By Jeanne Marie Leach

A subplot is a minor, supporting side story for the main plot. It may have a connection to the main plot in time, place, or theme and often includes supporting characters other than the protagonist or antagonist. You can tell a subplot by the fact that it takes up less of the action than the main plot. Less significant events occur and involve less impact on the main plot and characters. Just as with a main plot, the subplot needs to be resolved by the end of the book.

One thing to realize, though, is that the shorter the book, the fewer subplots should be present.

  • Novellas usually contain around 20,000 words and barely have time to develop a main plot, so keep your eye on it to make sure it doesn’t overshadow the main plot. It is generally best not to have a subplot in a novella. It can be done, but usually only in a novella collection with three or four related stories in one book. Often a minor subplot in one novella leads to the main plot in the subsequent book.
  • Short novels of 45,000 – 55,000 words can have one, not-too-significant subplot.
  • Regular length novels of around 75,000 to 90,000 can have more than one subplot, but generally have at least one, well-developed subplot.
  • Any novels over 90,000 words need to be scrutinized closely, as there aren’t a lot of publishers who will publish an extra-long novel. Make sure you have written the book with a specific publisher in mind. If you haven’t, you might want to check out the Christian Writer’s Market Guide. This will tell you which, if any, publishers accept a book that length. If there are no publishers listed in the Guide who will take a book of this length and genre, then you have got some cutting to do.

Subplots must follow the same general guidelines as the main plot. They will need to have a beginning, middle and satisfying ending, but remember to make sure they don’t overshadow the main plot.
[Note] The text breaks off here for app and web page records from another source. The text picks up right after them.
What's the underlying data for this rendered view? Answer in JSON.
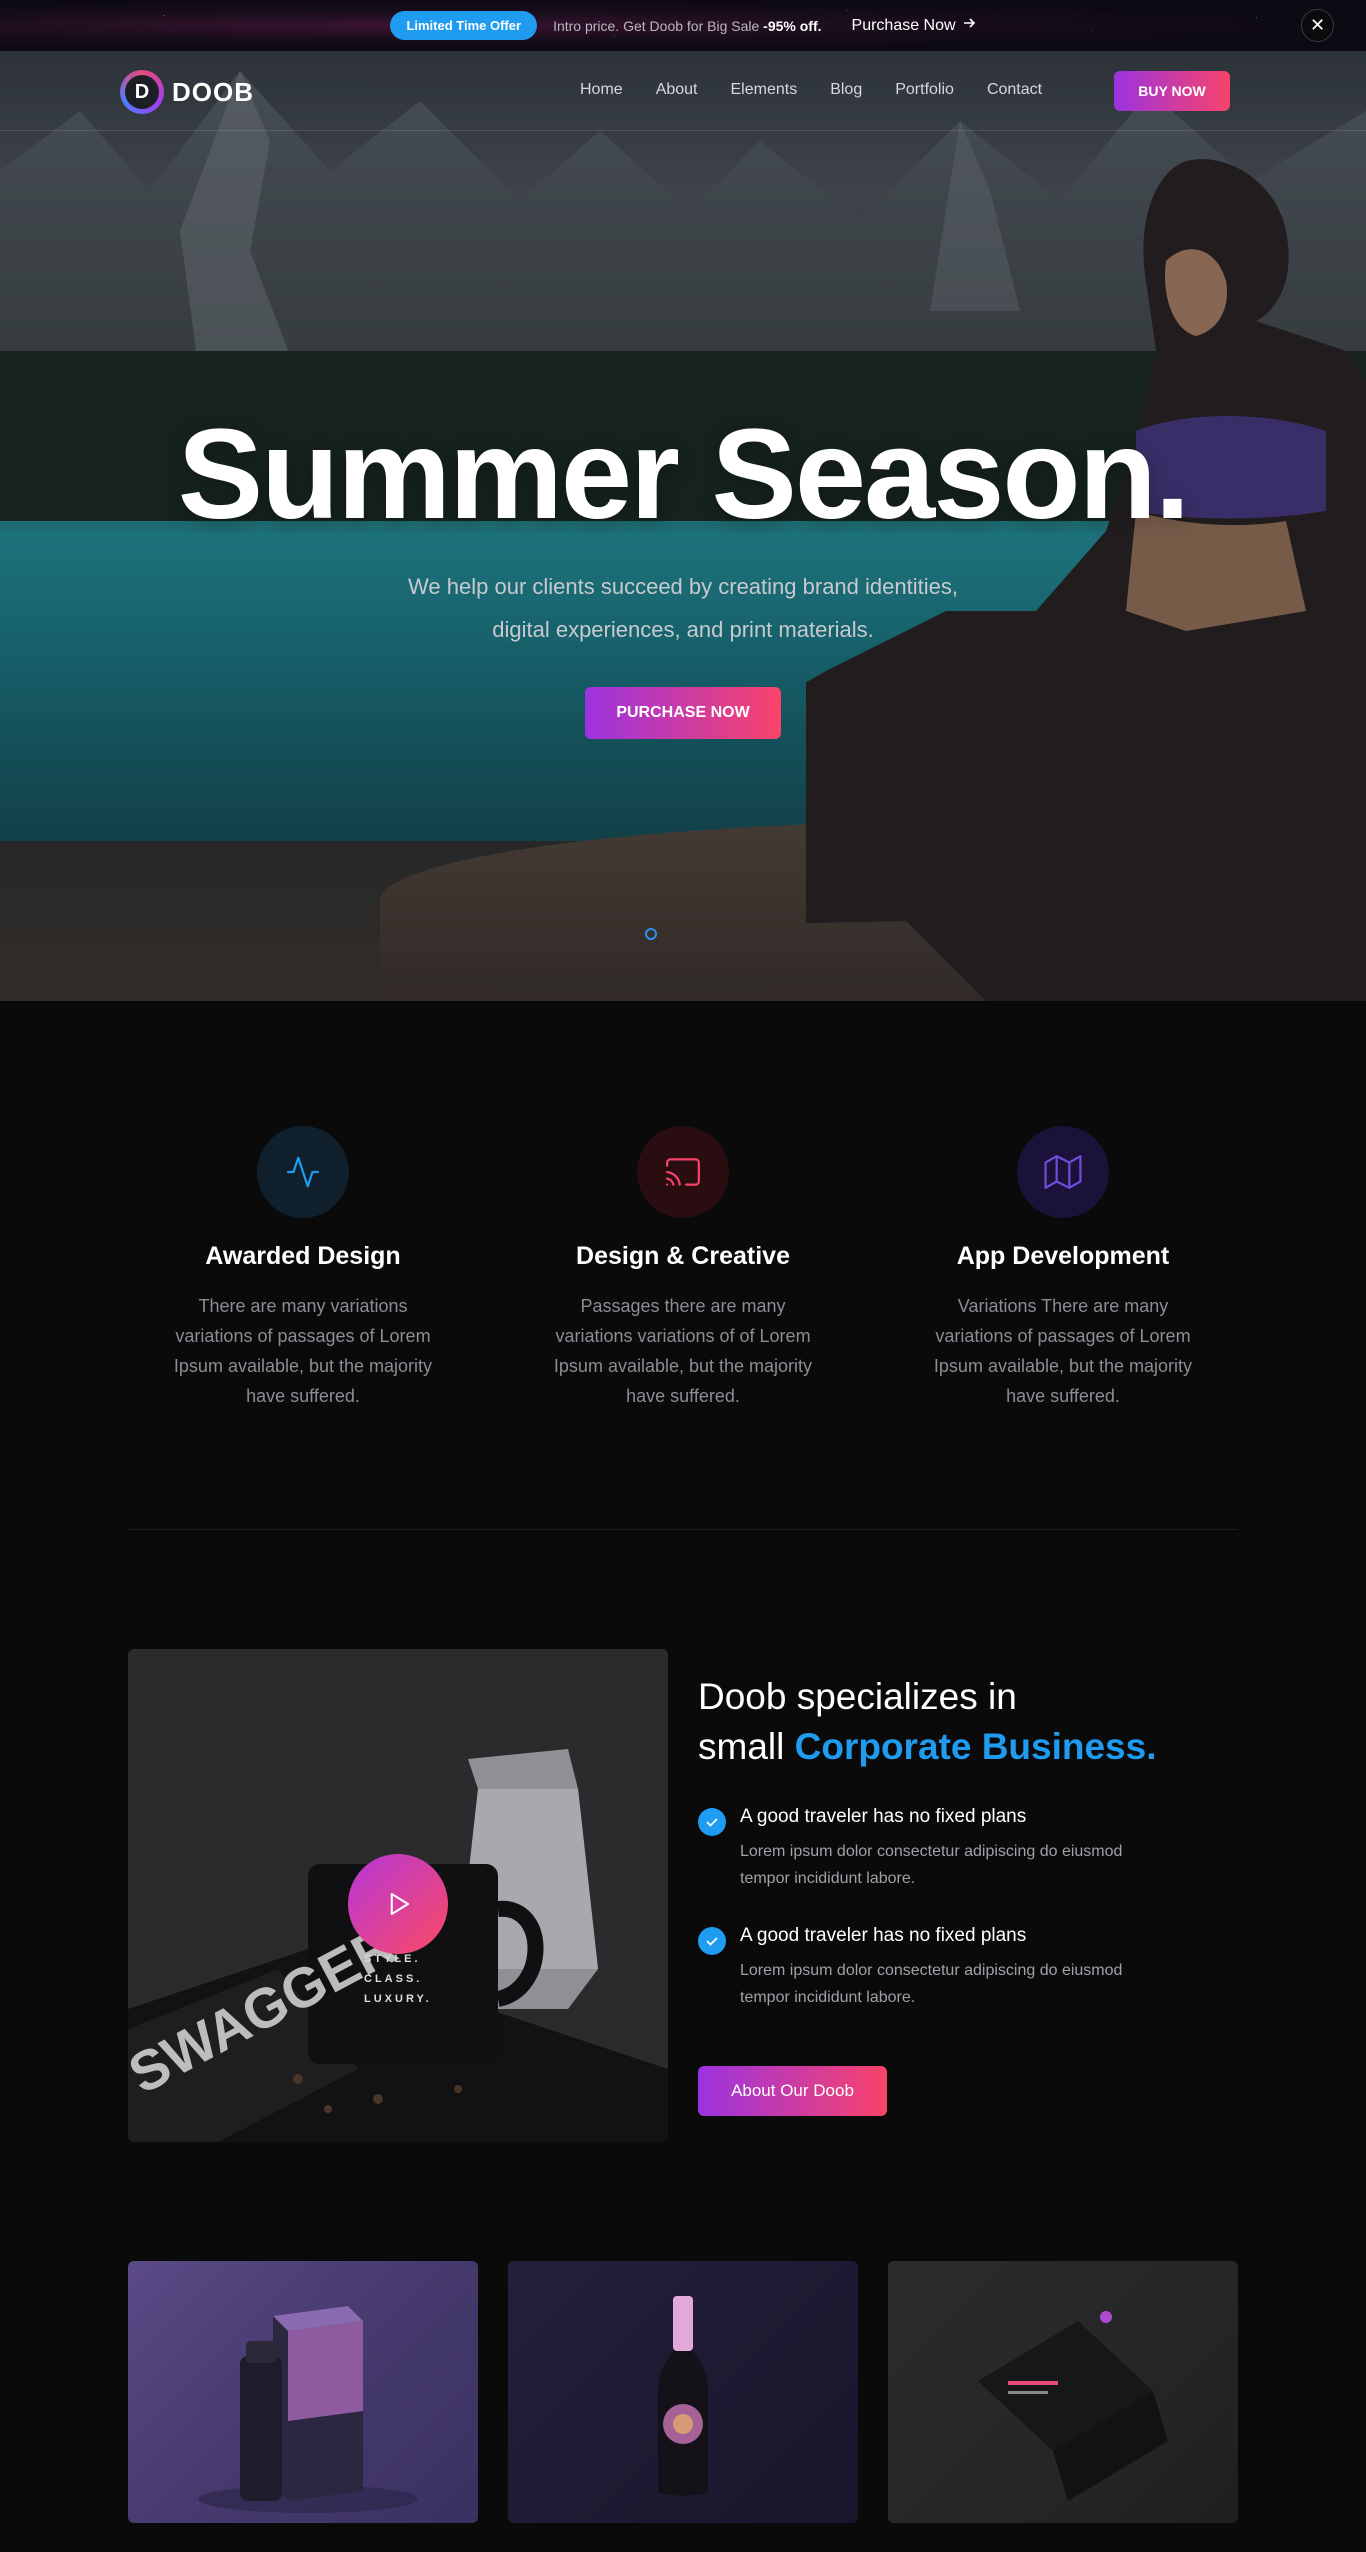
{
  "banner": {
    "pill": "Limited Time Offer",
    "text": "Intro price. Get Doob for Big Sale",
    "discount": "-95% off.",
    "link": "Purchase Now",
    "close": "✕"
  },
  "nav": {
    "logo": "DOOB",
    "logo_letter": "D",
    "links": [
      "Home",
      "About",
      "Elements",
      "Blog",
      "Portfolio",
      "Contact"
    ],
    "cta": "BUY NOW"
  },
  "hero": {
    "title": "Summer Season.",
    "subtitle_line1": "We help our clients succeed by creating brand identities,",
    "subtitle_line2": "digital experiences, and print materials.",
    "button": "PURCHASE NOW"
  },
  "services": [
    {
      "icon": "activity-icon",
      "color": "#1f9bf0",
      "bg": "#0f1f2c",
      "title": "Awarded Design",
      "desc": "There are many variations variations of passages of Lorem Ipsum available, but the majority have suffered."
    },
    {
      "icon": "cast-icon",
      "color": "#f9436a",
      "bg": "#2a0d10",
      "title": "Design & Creative",
      "desc": "Passages there are many variations variations of of Lorem Ipsum available, but the majority have suffered."
    },
    {
      "icon": "map-icon",
      "color": "#6b4fd8",
      "bg": "#1a1238",
      "title": "App Development",
      "desc": "Variations There are many variations of passages of Lorem Ipsum available, but the majority have suffered."
    }
  ],
  "about": {
    "heading_line1": "Doob specializes in",
    "heading_line2_plain": "small ",
    "heading_line2_accent": "Corporate Business.",
    "features": [
      {
        "title": "A good traveler has no fixed plans",
        "desc": "Lorem ipsum dolor consectetur adipiscing do eiusmod tempor incididunt labore."
      },
      {
        "title": "A good traveler has no fixed plans",
        "desc": "Lorem ipsum dolor consectetur adipiscing do eiusmod tempor incididunt labore."
      }
    ],
    "button": "About Our Doob",
    "mug_text": "STYLE.\nCLASS.\nLUXURY.",
    "magazine_text": "SWAGGER"
  },
  "colors": {
    "accent_blue": "#1f9bf0",
    "gradient_start": "#9b33e0",
    "gradient_end": "#f9436a",
    "background": "#0a0a0b"
  }
}
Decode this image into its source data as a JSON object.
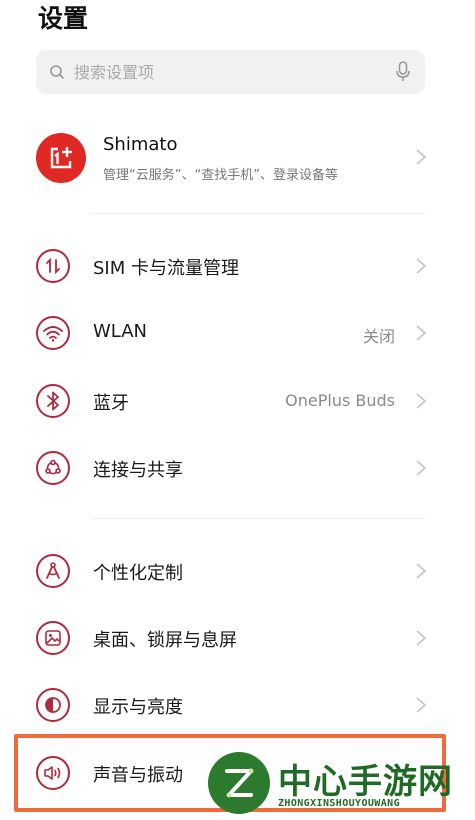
{
  "header": {
    "title": "设置"
  },
  "search": {
    "placeholder": "搜索设置项",
    "value": ""
  },
  "account": {
    "name": "Shimato",
    "subtitle": "管理“云服务”、“查找手机”、登录设备等",
    "avatar_color": "#e02925"
  },
  "accent_color": "#b02a3e",
  "sections": [
    {
      "items": [
        {
          "label": "SIM 卡与流量管理",
          "value": "",
          "icon": "sim-data-icon"
        },
        {
          "label": "WLAN",
          "value": "关闭",
          "icon": "wifi-icon"
        },
        {
          "label": "蓝牙",
          "value": "OnePlus Buds",
          "icon": "bluetooth-icon"
        },
        {
          "label": "连接与共享",
          "value": "",
          "icon": "share-icon"
        }
      ]
    },
    {
      "items": [
        {
          "label": "个性化定制",
          "value": "",
          "icon": "compass-icon"
        },
        {
          "label": "桌面、锁屏与息屏",
          "value": "",
          "icon": "wallpaper-icon"
        },
        {
          "label": "显示与亮度",
          "value": "",
          "icon": "brightness-icon"
        },
        {
          "label": "声音与振动",
          "value": "",
          "icon": "speaker-icon"
        }
      ]
    }
  ],
  "highlight_color": "#f06a3e",
  "watermark": {
    "title": "中心手游网",
    "subtitle": "ZHONGXINSHOUYOUWANG",
    "color": "#1f6b25"
  }
}
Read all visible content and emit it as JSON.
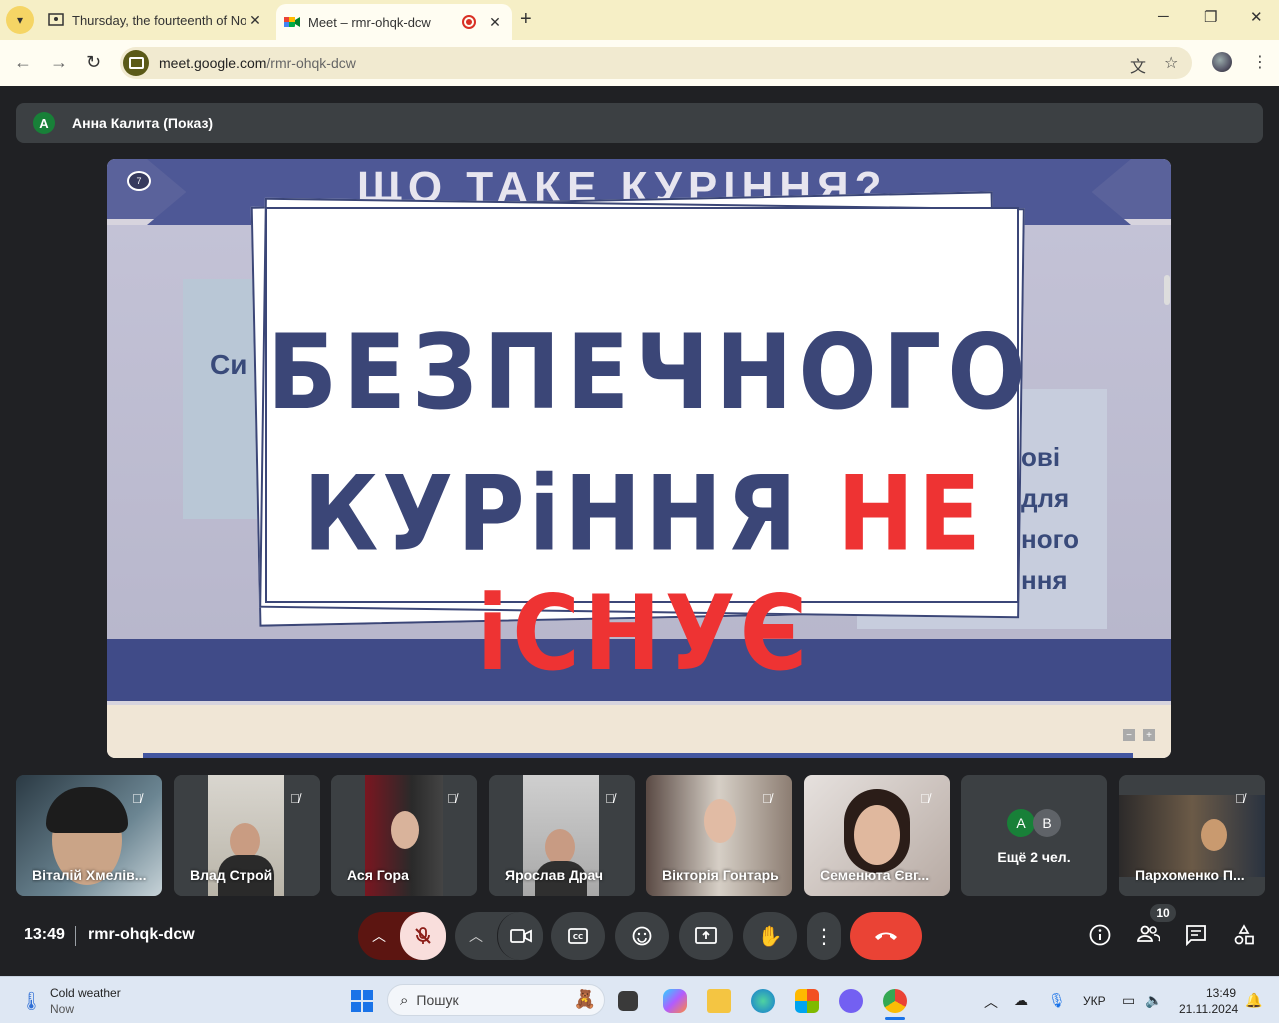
{
  "browser": {
    "tabs": [
      {
        "title": "Thursday, the fourteenth of No",
        "active": false
      },
      {
        "title": "Meet – rmr-ohqk-dcw",
        "active": true
      }
    ],
    "address": {
      "host": "meet.google.com",
      "path": "/rmr-ohqk-dcw"
    }
  },
  "meet": {
    "presenter": {
      "initial": "A",
      "name": "Анна Калита (Показ)"
    },
    "slide": {
      "counter": "7",
      "bg_heading": "ЩО ТАКЕ КУРІННЯ?",
      "bg_left_text": "Си",
      "bg_right_lines": [
        "ові",
        "для",
        "ного",
        "ння"
      ],
      "line1": "БЕЗПЕЧНОГО",
      "line2_dark": "КУРіННЯ ",
      "line2_red": "НЕ іСНУЄ"
    },
    "participants": [
      {
        "name": "Віталій Хмелів..."
      },
      {
        "name": "Влад Строй"
      },
      {
        "name": "Ася Гора"
      },
      {
        "name": "Ярослав Драч"
      },
      {
        "name": "Вікторія Гонтарь"
      },
      {
        "name": "Семенюта Євг..."
      },
      {
        "name": "Пархоменко П..."
      }
    ],
    "more": {
      "initials": [
        "A",
        "B"
      ],
      "label": "Ещё 2 чел."
    },
    "controls": {
      "time": "13:49",
      "meeting_code": "rmr-ohqk-dcw",
      "people_count": "10"
    }
  },
  "taskbar": {
    "weather_title": "Cold weather",
    "weather_sub": "Now",
    "search_placeholder": "Пошук",
    "lang": "УКР",
    "time": "13:49",
    "date": "21.11.2024"
  }
}
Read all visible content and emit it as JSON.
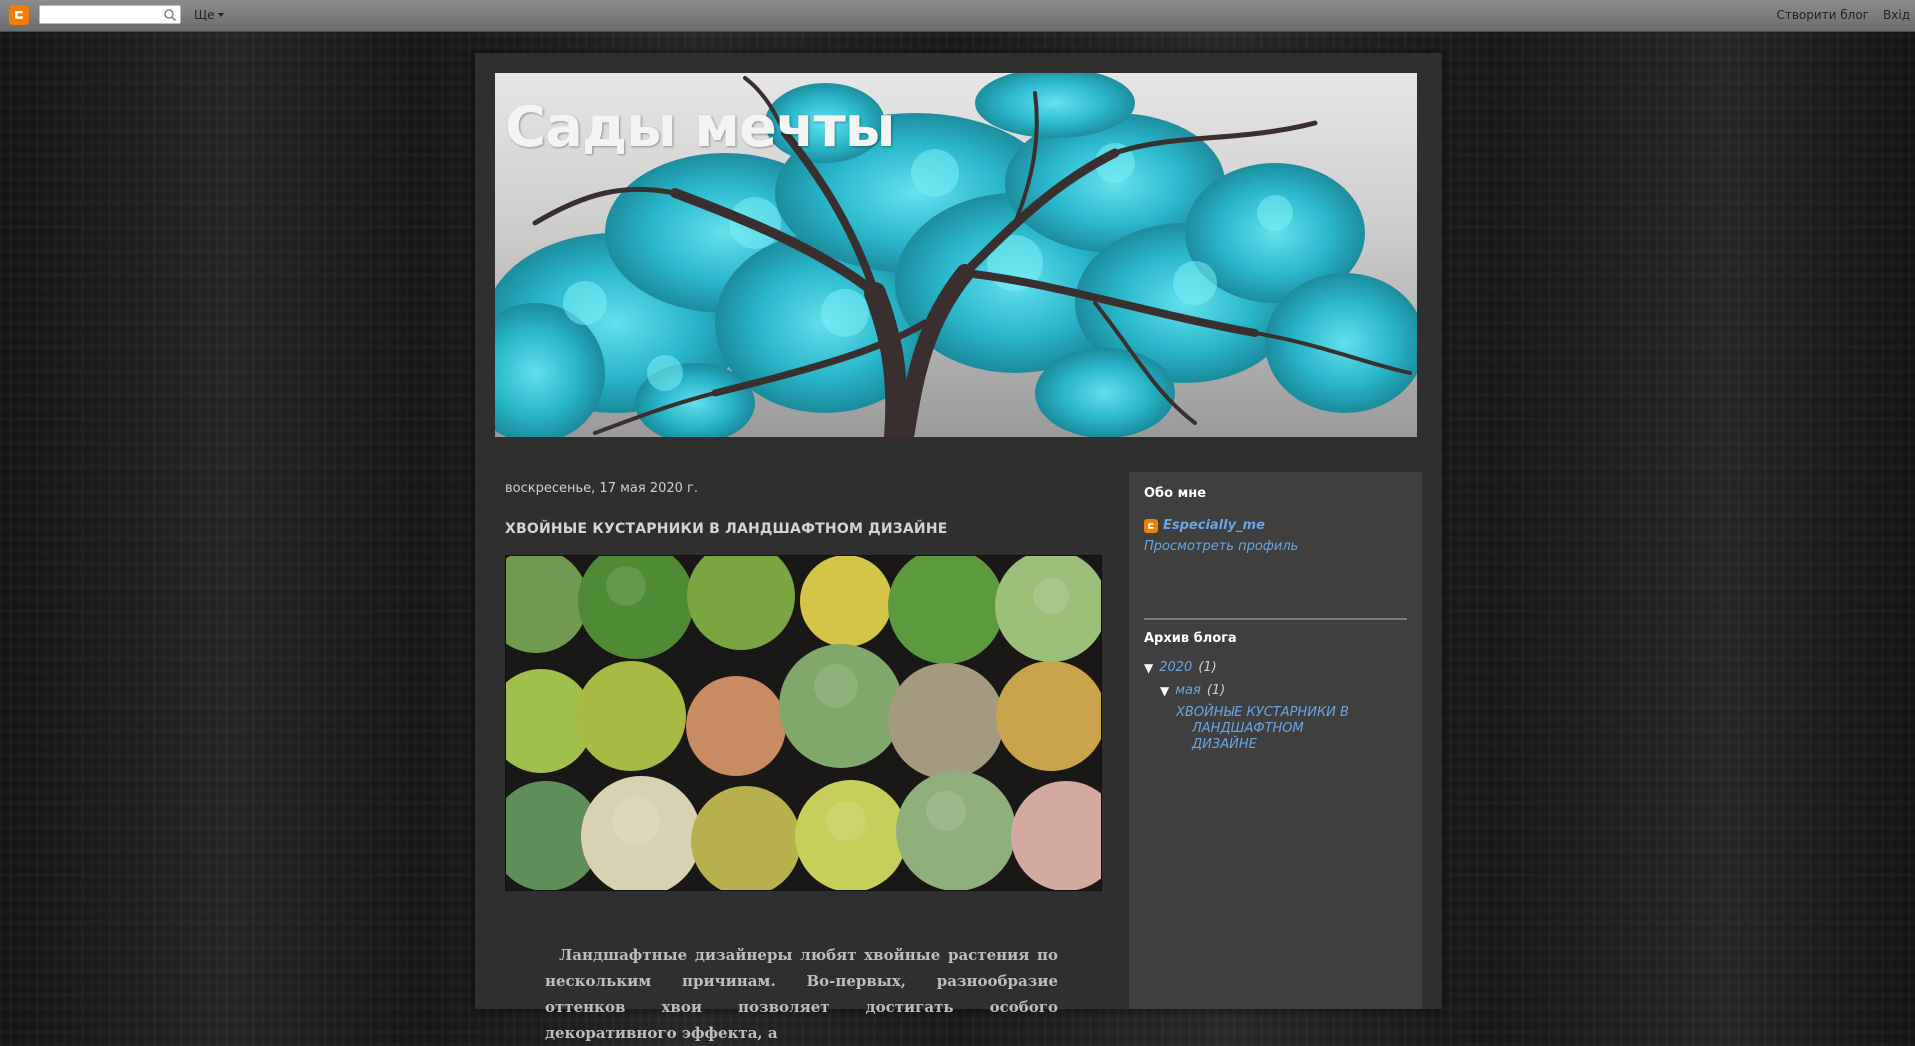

They must in some way relate to the main plot.

In the movie, Robin Hood; Prince of Thieves, starring Kevin Costner, the Sheriff of Nottingham obviously played a huge role, but his sub plot and strong characterization nearly overpowered the story of Robin Hood. Many critics at the time of the movie’s release noted that it could very well have been titled The Sheriff of Nottingham, which would have been more accurate than the chosen title.

Just remember that your sub-plots should not be in competition with your main plot. It is only there to support the major plotline.